YOUR ASSIGNMENT | What lines in the records below include the word "District"? Return each one.

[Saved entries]
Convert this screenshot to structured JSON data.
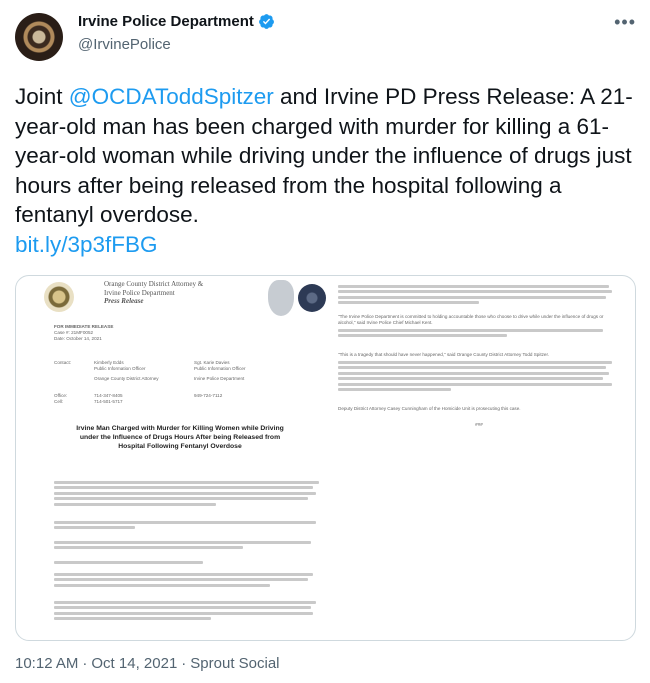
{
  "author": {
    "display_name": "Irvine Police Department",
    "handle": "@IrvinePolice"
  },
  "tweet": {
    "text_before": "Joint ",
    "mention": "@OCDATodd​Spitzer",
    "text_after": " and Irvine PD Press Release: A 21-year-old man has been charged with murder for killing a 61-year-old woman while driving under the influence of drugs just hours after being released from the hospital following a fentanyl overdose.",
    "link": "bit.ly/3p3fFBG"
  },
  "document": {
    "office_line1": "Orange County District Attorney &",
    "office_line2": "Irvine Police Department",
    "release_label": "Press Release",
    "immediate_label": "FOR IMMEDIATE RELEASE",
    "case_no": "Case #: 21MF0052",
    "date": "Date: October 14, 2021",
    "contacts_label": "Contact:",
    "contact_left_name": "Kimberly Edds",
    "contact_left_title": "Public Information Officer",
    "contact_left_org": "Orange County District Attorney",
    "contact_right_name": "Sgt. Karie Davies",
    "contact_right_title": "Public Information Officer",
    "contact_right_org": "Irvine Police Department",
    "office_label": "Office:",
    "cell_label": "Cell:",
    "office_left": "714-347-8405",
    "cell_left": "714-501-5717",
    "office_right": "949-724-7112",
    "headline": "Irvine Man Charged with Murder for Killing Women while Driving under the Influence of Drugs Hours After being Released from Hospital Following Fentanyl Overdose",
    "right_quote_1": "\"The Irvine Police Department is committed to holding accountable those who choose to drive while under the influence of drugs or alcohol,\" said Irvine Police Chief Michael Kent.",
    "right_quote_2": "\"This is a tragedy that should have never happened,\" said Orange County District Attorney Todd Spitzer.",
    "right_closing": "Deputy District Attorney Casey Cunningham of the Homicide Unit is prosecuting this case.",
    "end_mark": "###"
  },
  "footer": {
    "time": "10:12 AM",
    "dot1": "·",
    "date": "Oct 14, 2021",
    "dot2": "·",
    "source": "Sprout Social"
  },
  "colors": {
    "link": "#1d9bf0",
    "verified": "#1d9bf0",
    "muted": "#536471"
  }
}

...

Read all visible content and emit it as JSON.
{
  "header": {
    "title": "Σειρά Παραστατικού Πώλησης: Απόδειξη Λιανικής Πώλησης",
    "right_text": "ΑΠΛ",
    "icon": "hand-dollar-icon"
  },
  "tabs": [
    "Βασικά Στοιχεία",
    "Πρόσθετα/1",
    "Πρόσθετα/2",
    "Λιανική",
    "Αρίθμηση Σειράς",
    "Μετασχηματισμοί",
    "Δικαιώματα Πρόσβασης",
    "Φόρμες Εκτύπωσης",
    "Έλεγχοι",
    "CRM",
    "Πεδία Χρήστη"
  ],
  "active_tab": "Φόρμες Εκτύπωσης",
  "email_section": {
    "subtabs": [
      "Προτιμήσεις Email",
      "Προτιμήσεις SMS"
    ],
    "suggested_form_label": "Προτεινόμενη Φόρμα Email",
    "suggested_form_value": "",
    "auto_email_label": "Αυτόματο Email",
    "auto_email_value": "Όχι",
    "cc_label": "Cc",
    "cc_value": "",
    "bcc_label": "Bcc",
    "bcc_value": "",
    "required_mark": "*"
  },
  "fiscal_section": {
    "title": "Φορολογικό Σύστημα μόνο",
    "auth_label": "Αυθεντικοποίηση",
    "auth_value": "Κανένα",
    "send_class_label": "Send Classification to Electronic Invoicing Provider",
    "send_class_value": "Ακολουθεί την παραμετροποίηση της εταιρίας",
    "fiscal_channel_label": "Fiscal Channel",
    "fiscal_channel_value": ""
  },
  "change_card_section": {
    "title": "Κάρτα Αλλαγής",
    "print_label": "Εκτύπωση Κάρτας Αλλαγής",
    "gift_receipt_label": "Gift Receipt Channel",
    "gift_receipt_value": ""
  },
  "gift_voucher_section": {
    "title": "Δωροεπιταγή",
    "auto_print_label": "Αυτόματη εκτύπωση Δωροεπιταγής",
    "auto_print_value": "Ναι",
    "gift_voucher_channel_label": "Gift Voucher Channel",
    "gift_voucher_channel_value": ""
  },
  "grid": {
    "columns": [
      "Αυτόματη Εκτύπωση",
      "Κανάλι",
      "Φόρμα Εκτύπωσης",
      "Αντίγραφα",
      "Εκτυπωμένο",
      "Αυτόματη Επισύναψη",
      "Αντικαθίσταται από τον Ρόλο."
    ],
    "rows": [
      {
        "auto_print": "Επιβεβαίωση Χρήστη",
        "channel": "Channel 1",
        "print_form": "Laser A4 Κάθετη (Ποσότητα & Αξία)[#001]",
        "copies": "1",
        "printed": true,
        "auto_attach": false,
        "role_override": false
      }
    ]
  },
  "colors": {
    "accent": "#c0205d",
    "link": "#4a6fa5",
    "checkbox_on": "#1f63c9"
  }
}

TASK SOLUTION |
    "office_line1": "Orange County District Attorney &",
    "contact_left_org": "Orange County District Attorney",
    "right_quote_2": "\"This is a tragedy that should have never happened,\" said Orange County District Attorney Todd Spitzer.",
    "right_closing": "Deputy District Attorney Casey Cunningham of the Homicide Unit is prosecuting this case.",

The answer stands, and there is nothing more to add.